───── Provided data

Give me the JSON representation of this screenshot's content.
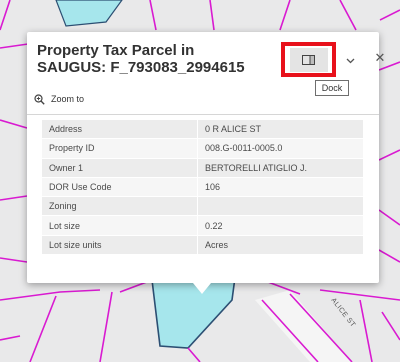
{
  "popup": {
    "title": "Property Tax Parcel in SAUGUS: F_793083_2994615",
    "dock_tooltip": "Dock",
    "zoom_to_label": "Zoom to",
    "icons": {
      "dock": "dock-icon",
      "collapse": "chevron-down-icon",
      "close": "close-icon",
      "zoom": "zoom-in-icon"
    },
    "attributes": [
      {
        "label": "Address",
        "value": "0 R ALICE ST"
      },
      {
        "label": "Property ID",
        "value": "008.G-0011-0005.0"
      },
      {
        "label": "Owner 1",
        "value": "BERTORELLI ATIGLIO J."
      },
      {
        "label": "DOR Use Code",
        "value": "106"
      },
      {
        "label": "Zoning",
        "value": ""
      },
      {
        "label": "Lot size",
        "value": "0.22"
      },
      {
        "label": "Lot size units",
        "value": "Acres"
      }
    ]
  },
  "map": {
    "street_label": "ALICE ST",
    "colors": {
      "parcel_line": "#d91ad1",
      "selected_parcel_fill": "#a6e6ec",
      "selected_parcel_outline": "#2c4f73",
      "background": "#e9e9ea",
      "highlight": "#e8111b"
    }
  }
}
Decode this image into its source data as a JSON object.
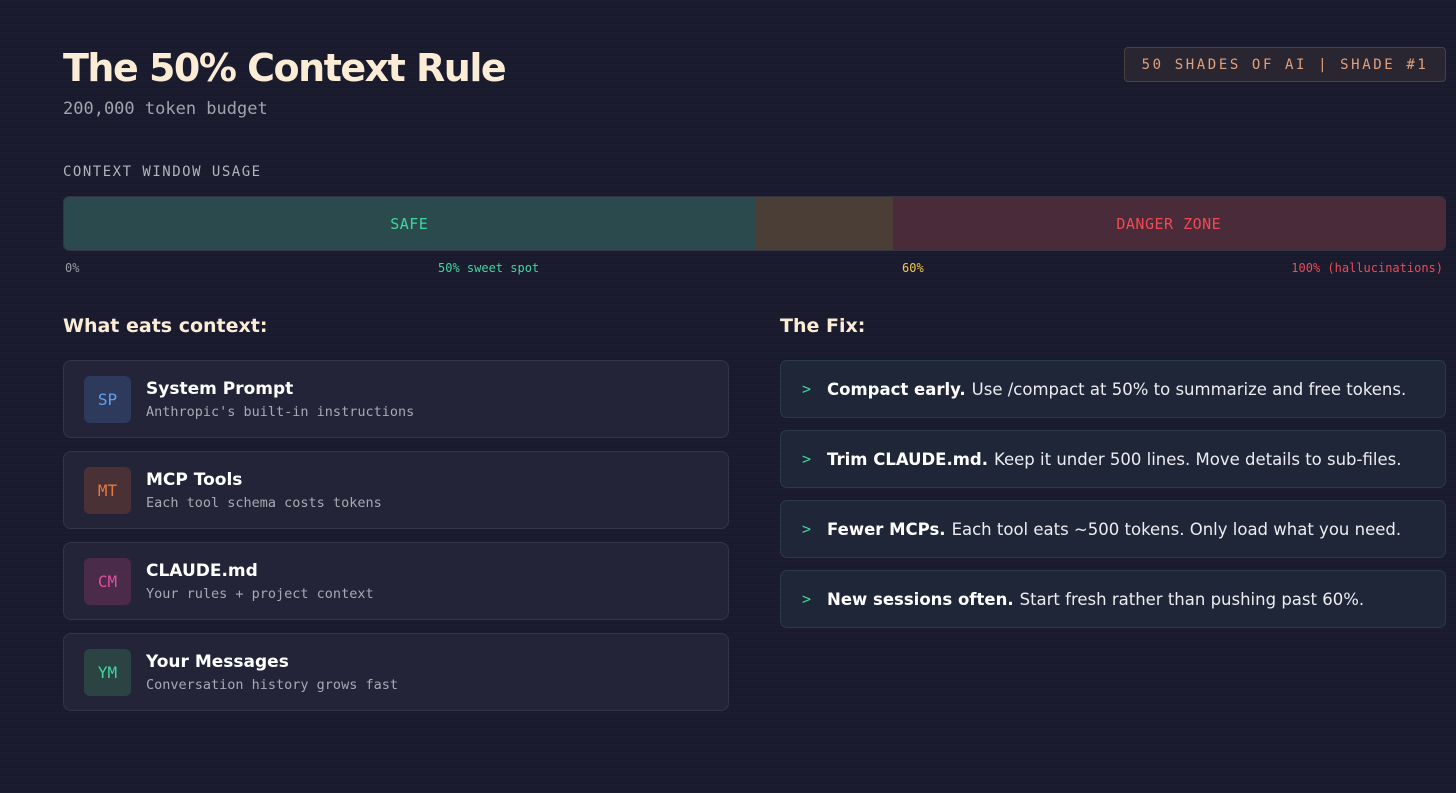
{
  "header": {
    "title": "The 50% Context Rule",
    "subtitle": "200,000 token budget",
    "badge": "50 SHADES OF AI | SHADE #1"
  },
  "usage": {
    "label": "CONTEXT WINDOW USAGE",
    "safe_fraction": 0.5,
    "warning_fraction": 0.1,
    "danger_fraction": 0.4,
    "safe_label": "SAFE",
    "danger_label": "DANGER ZONE",
    "markers": {
      "start": "0%",
      "sweet_spot": "50% sweet spot",
      "warning": "60%",
      "end": "100% (hallucinations)"
    }
  },
  "colors": {
    "accent_green": "#3fd7a0",
    "accent_yellow": "#f2c94c",
    "accent_red": "#ef4a55"
  },
  "eats": {
    "heading": "What eats context:",
    "items": [
      {
        "abbr": "SP",
        "title": "System Prompt",
        "desc": "Anthropic's built-in instructions",
        "tile_bg": "#2d3a5c",
        "tile_fg": "#5ea0f0"
      },
      {
        "abbr": "MT",
        "title": "MCP Tools",
        "desc": "Each tool schema costs tokens",
        "tile_bg": "#4a3136",
        "tile_fg": "#e8793e"
      },
      {
        "abbr": "CM",
        "title": "CLAUDE.md",
        "desc": "Your rules + project context",
        "tile_bg": "#4a2b4a",
        "tile_fg": "#e04fa0"
      },
      {
        "abbr": "YM",
        "title": "Your Messages",
        "desc": "Conversation history grows fast",
        "tile_bg": "#2b4443",
        "tile_fg": "#3fd7a0"
      }
    ]
  },
  "fix": {
    "heading": "The Fix:",
    "chevron": ">",
    "items": [
      {
        "bold": "Compact early.",
        "text": "Use /compact at 50% to summarize and free tokens."
      },
      {
        "bold": "Trim CLAUDE.md.",
        "text": "Keep it under 500 lines. Move details to sub-files."
      },
      {
        "bold": "Fewer MCPs.",
        "text": "Each tool eats ~500 tokens. Only load what you need."
      },
      {
        "bold": "New sessions often.",
        "text": "Start fresh rather than pushing past 60%."
      }
    ]
  }
}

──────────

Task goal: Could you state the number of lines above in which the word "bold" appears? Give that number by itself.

Response box: 4